Incidentally, a survey of the first flotilla's cargo shows that the medicine brought was beyond expiration date and pretty random, not exactly saving people suffering from disease.
As for construction equipment and materials, a key factor here is that Israel has charged these have been used to build military installations. In Lebanon, where Hizballah has full access to construction equipment, a network of bunkers, tunnels and other fortifications have been built in the south. Southern Lebanon, you know, the place where the U.S. government and the UN promised Israel that Hizballah would not be allowed to return.
Or take this sentence:

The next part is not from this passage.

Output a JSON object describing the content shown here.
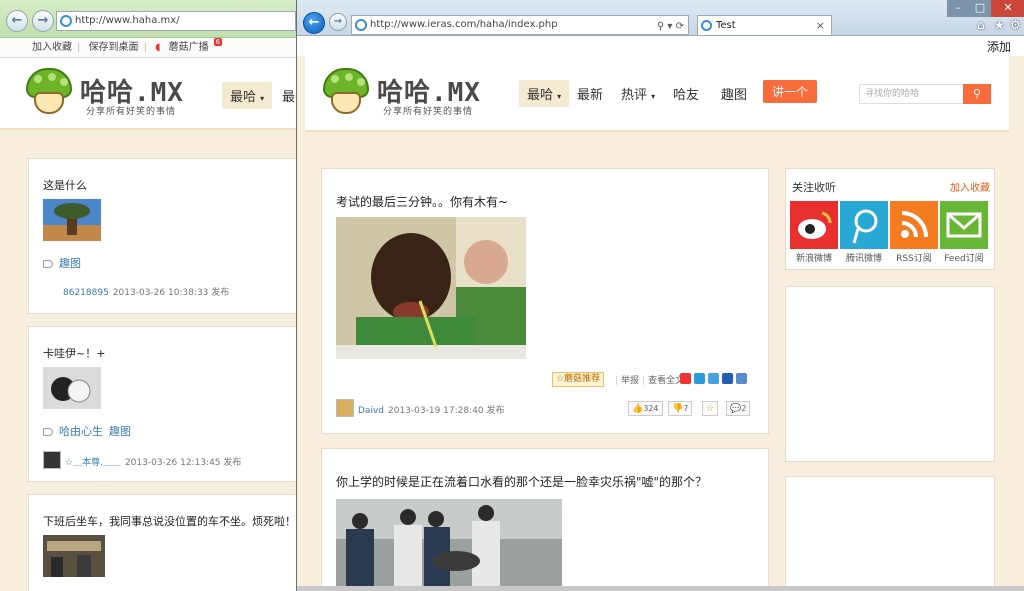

"Thirteen months ago, Israeli commandos boarded a Turkish vessel whose crew and passengers were seeking to break the blockade and, facing resistance, killed nine people aboard."
Technically accurate and better than most as it indicates there was "resistance" (which could mean, presumably, sitting in a circle and singing a song from the American civil rights movement) but:
--The "resistance" consisted of people with weapons who attacked the soldiers and took some prisoner.
--The "nine people" were members of radical Turkish Islamist groups that had previously proclaimed they intended to be martyrs and participated in chants about massacring Jews.
Even when the article includes "balancing" material the phrasing is somewhat misleading or, more accurately, leading toward a specific conclusion:
"But the real purpose of the flotilla is less to deliver goods and building supplies, which are increasingly available in Gaza now, than to challenge Israel’s control over Gaza’s borders. The American vessel, for example, will not be loaded with any goods."
Aside from the question of Egypt opening the border with Gaza, this sentence is really a response to one of Israel's main talking points. How can this flotilla be portrayed as humanitarian if it is bringing virtually no goods? The answer is that it is political, but the phrase used is "to challenge Israel's control over Gaza's borders" as if there is nothing on the other side but people short of construction materials and medicine.
Here's the real answer: to help Hamas's control of Gaza. The main organizers are Islamists allied with Hamas; the other organizers are people who, like Hamas, want to see Israel wiped off the map. They view Hamas--a terrorist group that is openly antisemitic and genocidal, represses women, and expels Christians--as better than Israel.
We thus have three groups:
--Islamists who are allies with Hamas and want to help it.
--Western leftists who think that Israel is evil and shouldn't exist and who ignore Hamas or even supportive of it.
--Western readers of newspapers and watchers of television who are given news that ignores or systematically challenges Israel's side of the story. Thus, they are driven toward the conclusion that Israel is wrong and the Palestinians are right.
As I said earlier, this is one of the better stories by a journalist who is consciously trying to be fair. For example, it points out that Israel defended itself in 2008 against the firing of thousands of rockets from the Gaza Strip. And in another article he points out how well much of the Gaza Strip is economically.
Moreover, this is a short article whose goal is to discuss Israel's warning to reporters not to go on the flotilla ships. But often it is the shorter pieces, that try to summarize and explain events, which most clearly demonstrate how coverage is skewed. And again, by attempting to be balanced this piece shows how unbalanced is much of the other coverage.
Barry Rubin is director of the Global Research in International Affairs (GLORIA) Center, editor of the Middle East Review of International Affairs (MERIA) Journal, and a featured columnist at PajamasMedia http://pjmedia.com/barryrubin/. His latest books are The Israel-Arab Reader (seventh edition), The Long War for Freedom: The Arab Struggle for Democracy in the Middle East (Wiley), and The Truth About Syria (Palgrave-Macmillan). The website of the GLORIA Center is http://www.gloria-center.org.